-- TASK DETAILS --
Only the lines from the one with "What data populates" to the end of the listing below should be set down, exactly as written and without any pictures.

○ ○ ○ ○

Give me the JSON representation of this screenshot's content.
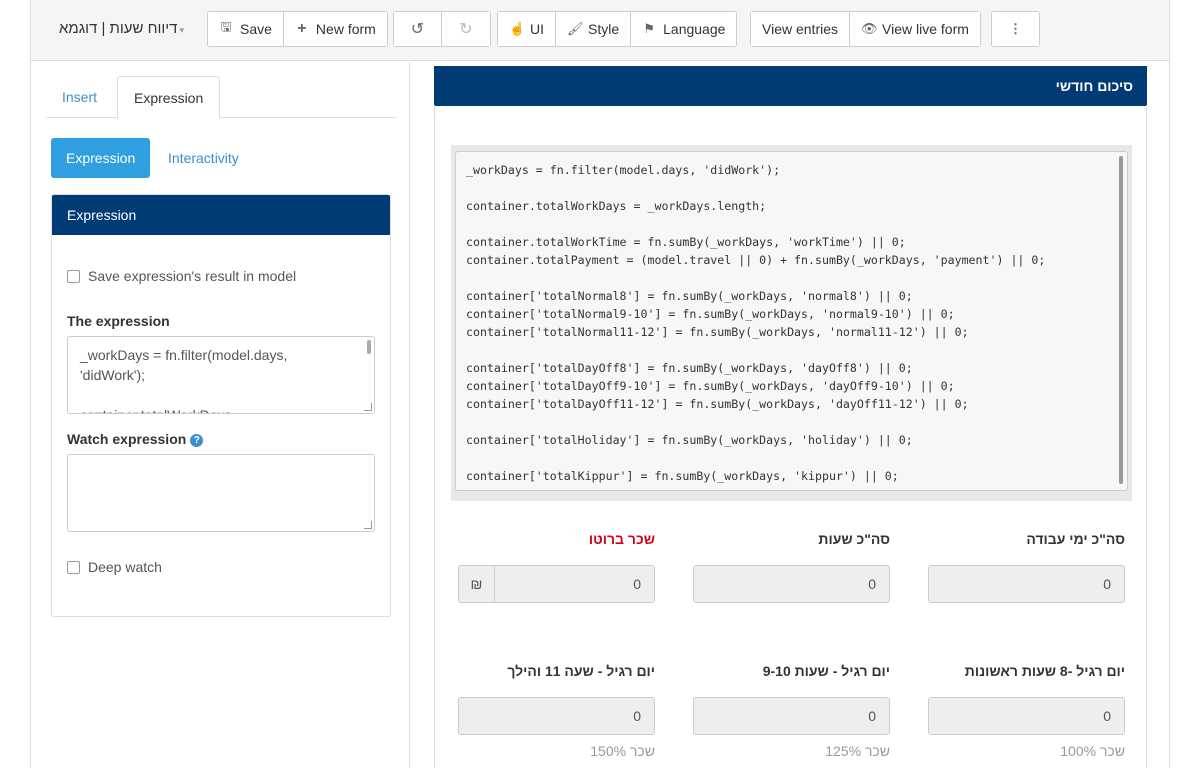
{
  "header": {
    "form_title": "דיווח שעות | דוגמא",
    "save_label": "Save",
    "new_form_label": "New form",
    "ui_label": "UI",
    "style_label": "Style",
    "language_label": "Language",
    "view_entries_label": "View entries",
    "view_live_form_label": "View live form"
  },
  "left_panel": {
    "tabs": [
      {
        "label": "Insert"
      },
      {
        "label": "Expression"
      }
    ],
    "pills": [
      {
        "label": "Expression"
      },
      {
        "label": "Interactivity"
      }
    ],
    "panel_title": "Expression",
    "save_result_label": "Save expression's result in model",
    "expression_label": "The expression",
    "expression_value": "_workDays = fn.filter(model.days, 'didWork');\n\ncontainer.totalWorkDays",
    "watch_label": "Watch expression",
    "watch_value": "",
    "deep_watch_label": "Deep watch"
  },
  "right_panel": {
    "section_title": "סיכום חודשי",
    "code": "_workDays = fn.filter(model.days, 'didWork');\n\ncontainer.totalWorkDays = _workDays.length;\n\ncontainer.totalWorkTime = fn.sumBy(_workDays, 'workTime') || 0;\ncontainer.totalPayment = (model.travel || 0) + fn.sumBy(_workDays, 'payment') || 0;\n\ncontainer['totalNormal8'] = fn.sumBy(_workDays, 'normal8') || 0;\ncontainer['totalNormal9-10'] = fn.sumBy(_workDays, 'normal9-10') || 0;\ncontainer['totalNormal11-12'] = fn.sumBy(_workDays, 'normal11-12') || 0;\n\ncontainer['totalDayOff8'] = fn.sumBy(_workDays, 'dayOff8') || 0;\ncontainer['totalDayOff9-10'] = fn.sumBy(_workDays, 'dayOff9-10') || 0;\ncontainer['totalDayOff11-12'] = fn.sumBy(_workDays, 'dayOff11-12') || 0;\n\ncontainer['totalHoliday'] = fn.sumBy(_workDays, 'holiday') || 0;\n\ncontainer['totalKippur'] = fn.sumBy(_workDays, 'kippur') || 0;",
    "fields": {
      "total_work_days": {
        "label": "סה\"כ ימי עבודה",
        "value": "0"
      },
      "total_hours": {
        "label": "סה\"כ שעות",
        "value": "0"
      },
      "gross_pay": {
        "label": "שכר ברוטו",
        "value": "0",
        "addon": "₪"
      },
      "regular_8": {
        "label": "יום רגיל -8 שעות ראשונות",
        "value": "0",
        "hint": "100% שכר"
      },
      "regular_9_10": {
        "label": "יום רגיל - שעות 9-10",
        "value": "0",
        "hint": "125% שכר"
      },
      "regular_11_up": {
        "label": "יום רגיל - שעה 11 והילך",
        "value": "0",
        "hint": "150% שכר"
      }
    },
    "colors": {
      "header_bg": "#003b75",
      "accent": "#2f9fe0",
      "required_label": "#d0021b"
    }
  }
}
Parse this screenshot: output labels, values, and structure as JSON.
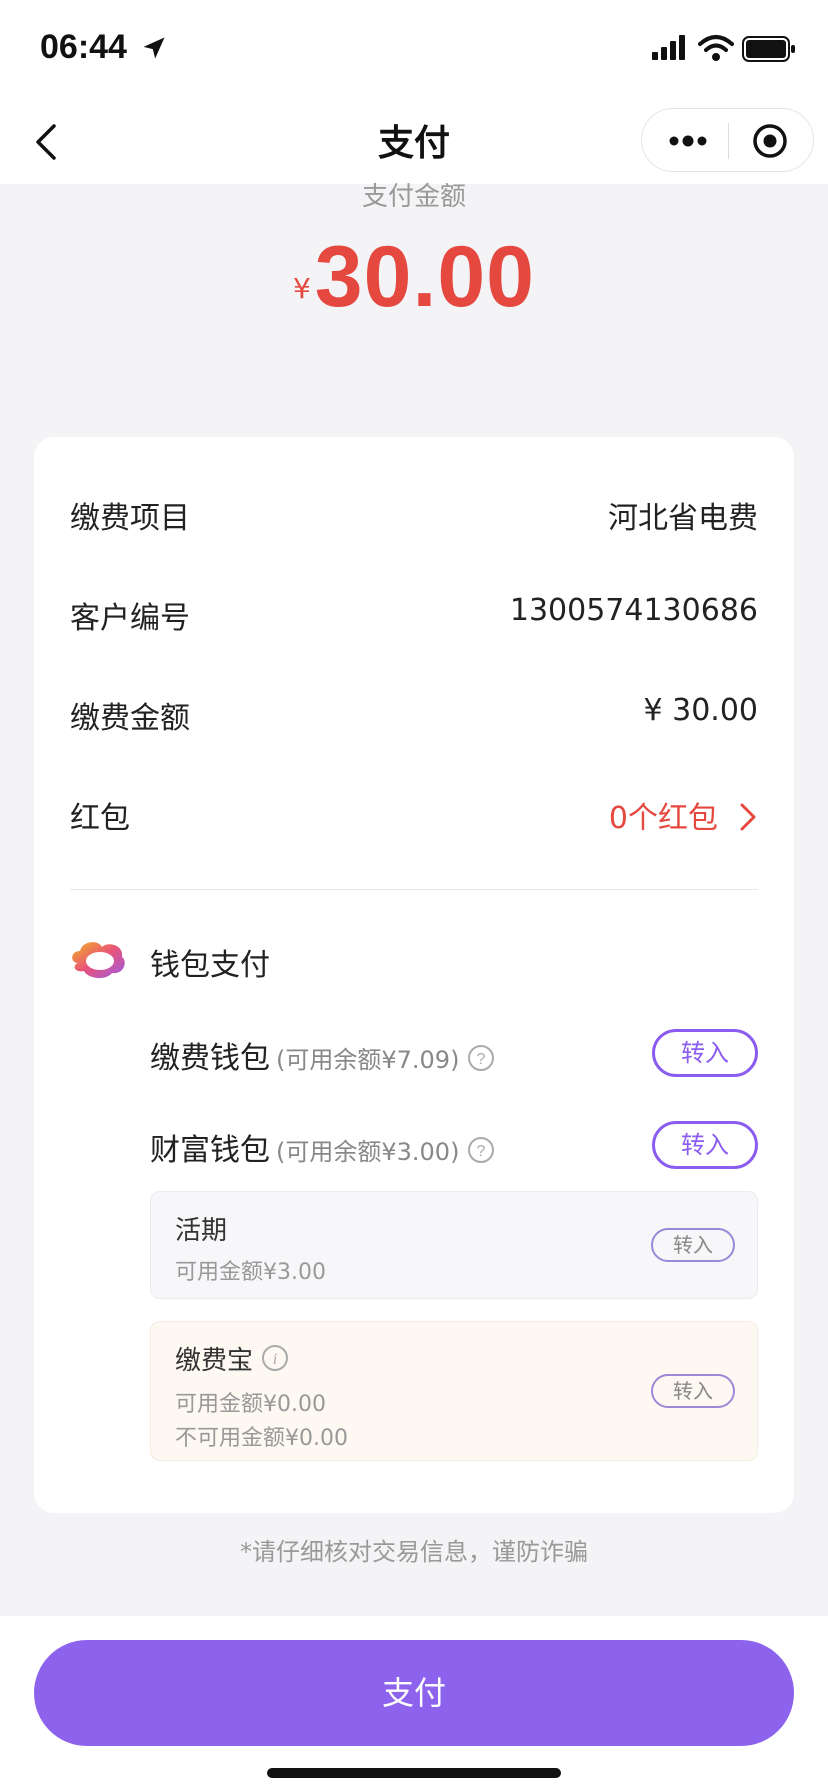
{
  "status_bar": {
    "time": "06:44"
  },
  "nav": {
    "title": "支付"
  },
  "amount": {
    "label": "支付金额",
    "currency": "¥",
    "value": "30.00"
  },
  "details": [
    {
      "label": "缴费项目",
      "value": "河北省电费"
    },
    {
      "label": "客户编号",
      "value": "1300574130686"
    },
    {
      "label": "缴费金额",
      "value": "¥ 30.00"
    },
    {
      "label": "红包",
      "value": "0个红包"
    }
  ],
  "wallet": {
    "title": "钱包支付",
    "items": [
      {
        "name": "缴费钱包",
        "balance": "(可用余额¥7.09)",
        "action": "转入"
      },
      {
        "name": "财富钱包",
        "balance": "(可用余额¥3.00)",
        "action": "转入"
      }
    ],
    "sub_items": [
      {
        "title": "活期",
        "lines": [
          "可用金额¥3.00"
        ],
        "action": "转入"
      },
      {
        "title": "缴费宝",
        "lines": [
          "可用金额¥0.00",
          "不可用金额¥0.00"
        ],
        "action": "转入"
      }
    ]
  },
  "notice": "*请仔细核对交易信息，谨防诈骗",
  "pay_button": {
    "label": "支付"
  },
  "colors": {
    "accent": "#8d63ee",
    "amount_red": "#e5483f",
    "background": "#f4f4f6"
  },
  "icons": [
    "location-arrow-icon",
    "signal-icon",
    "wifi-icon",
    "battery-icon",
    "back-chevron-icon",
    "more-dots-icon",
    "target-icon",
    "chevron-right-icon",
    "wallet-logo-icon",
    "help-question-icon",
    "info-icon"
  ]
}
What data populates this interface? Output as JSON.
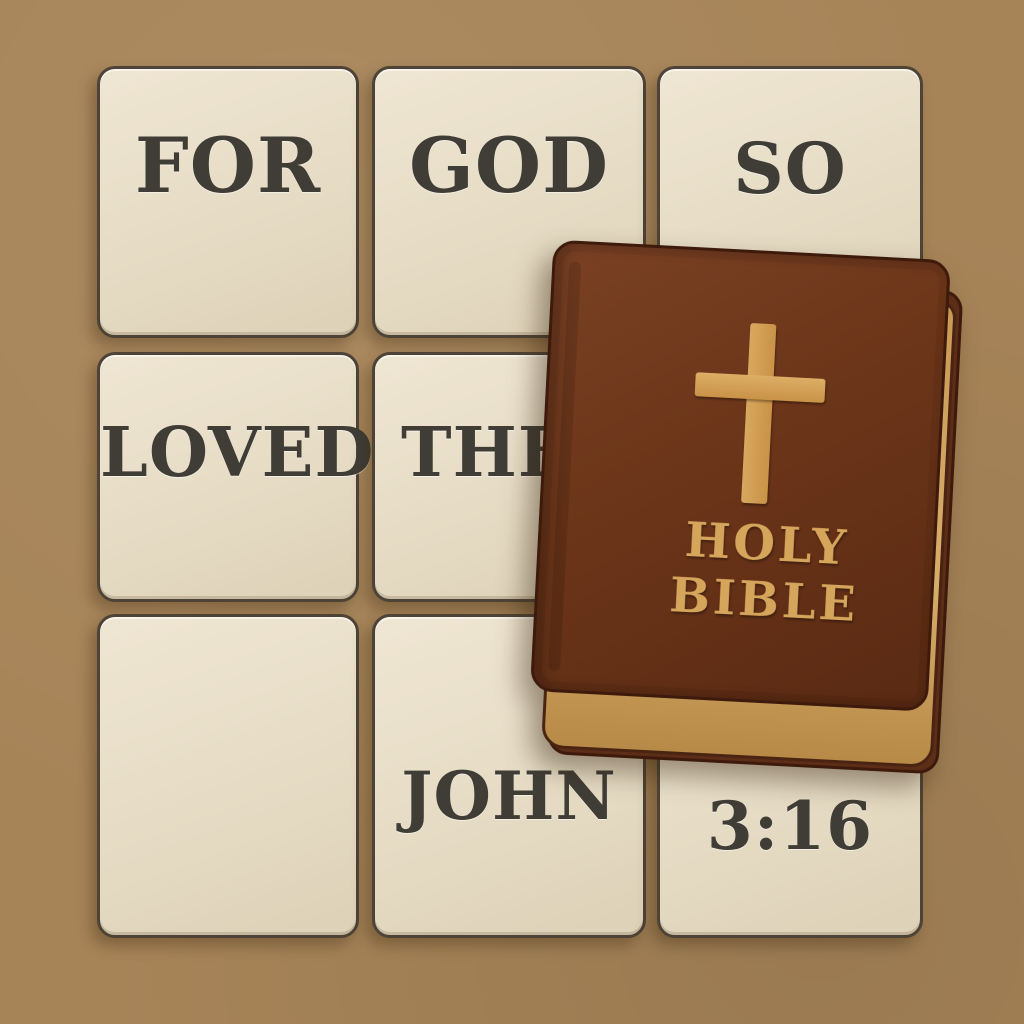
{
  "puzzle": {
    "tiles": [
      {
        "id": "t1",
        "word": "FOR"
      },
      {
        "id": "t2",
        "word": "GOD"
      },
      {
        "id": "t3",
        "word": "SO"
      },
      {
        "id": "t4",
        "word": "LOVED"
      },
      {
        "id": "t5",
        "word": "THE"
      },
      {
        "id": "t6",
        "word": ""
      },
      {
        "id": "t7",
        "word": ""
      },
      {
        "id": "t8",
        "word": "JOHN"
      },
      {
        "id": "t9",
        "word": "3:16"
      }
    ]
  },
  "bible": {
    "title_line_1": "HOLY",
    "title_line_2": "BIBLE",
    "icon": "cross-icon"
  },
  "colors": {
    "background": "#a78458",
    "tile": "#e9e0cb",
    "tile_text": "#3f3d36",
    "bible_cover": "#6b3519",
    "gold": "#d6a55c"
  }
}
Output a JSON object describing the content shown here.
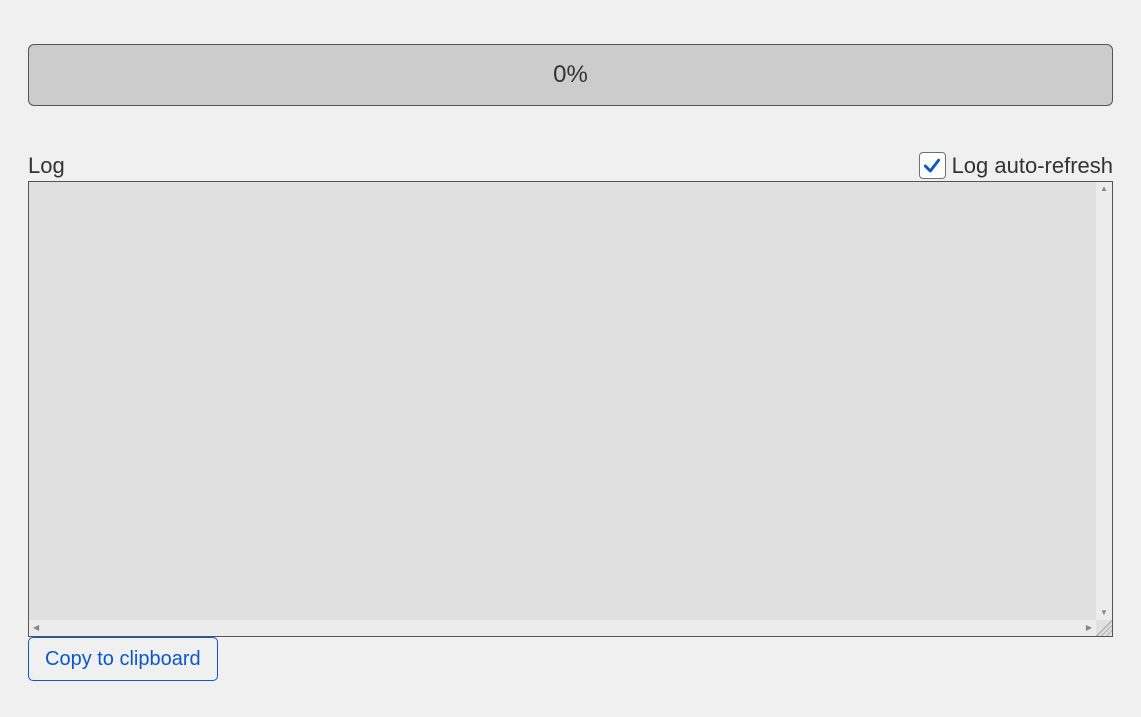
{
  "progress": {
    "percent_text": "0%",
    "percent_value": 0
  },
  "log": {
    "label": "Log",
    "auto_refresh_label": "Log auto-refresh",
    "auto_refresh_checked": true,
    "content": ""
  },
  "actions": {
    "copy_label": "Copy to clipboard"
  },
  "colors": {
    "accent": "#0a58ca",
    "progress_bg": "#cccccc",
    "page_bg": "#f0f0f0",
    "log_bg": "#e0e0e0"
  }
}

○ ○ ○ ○

-- SOLUTION --
What data populates this interface? Output as JSON.
{
  "puzzle": {
    "tiles": [
      {
        "id": "t1",
        "word": "FOR"
      },
      {
        "id": "t2",
        "word": "GOD"
      },
      {
        "id": "t3",
        "word": "SO"
      },
      {
        "id": "t4",
        "word": "LOVED"
      },
      {
        "id": "t5",
        "word": "THE"
      },
      {
        "id": "t6",
        "word": ""
      },
      {
        "id": "t7",
        "word": ""
      },
      {
        "id": "t8",
        "word": "JOHN"
      },
      {
        "id": "t9",
        "word": "3:16"
      }
    ]
  },
  "bible": {
    "title_line_1": "HOLY",
    "title_line_2": "BIBLE",
    "icon": "cross-icon"
  },
  "colors": {
    "background": "#a78458",
    "tile": "#e9e0cb",
    "tile_text": "#3f3d36",
    "bible_cover": "#6b3519",
    "gold": "#d6a55c"
  }
}
Output a JSON object describing the content shown here.
{
  "progress": {
    "percent_text": "0%",
    "percent_value": 0
  },
  "log": {
    "label": "Log",
    "auto_refresh_label": "Log auto-refresh",
    "auto_refresh_checked": true,
    "content": ""
  },
  "actions": {
    "copy_label": "Copy to clipboard"
  },
  "colors": {
    "accent": "#0a58ca",
    "progress_bg": "#cccccc",
    "page_bg": "#f0f0f0",
    "log_bg": "#e0e0e0"
  }
}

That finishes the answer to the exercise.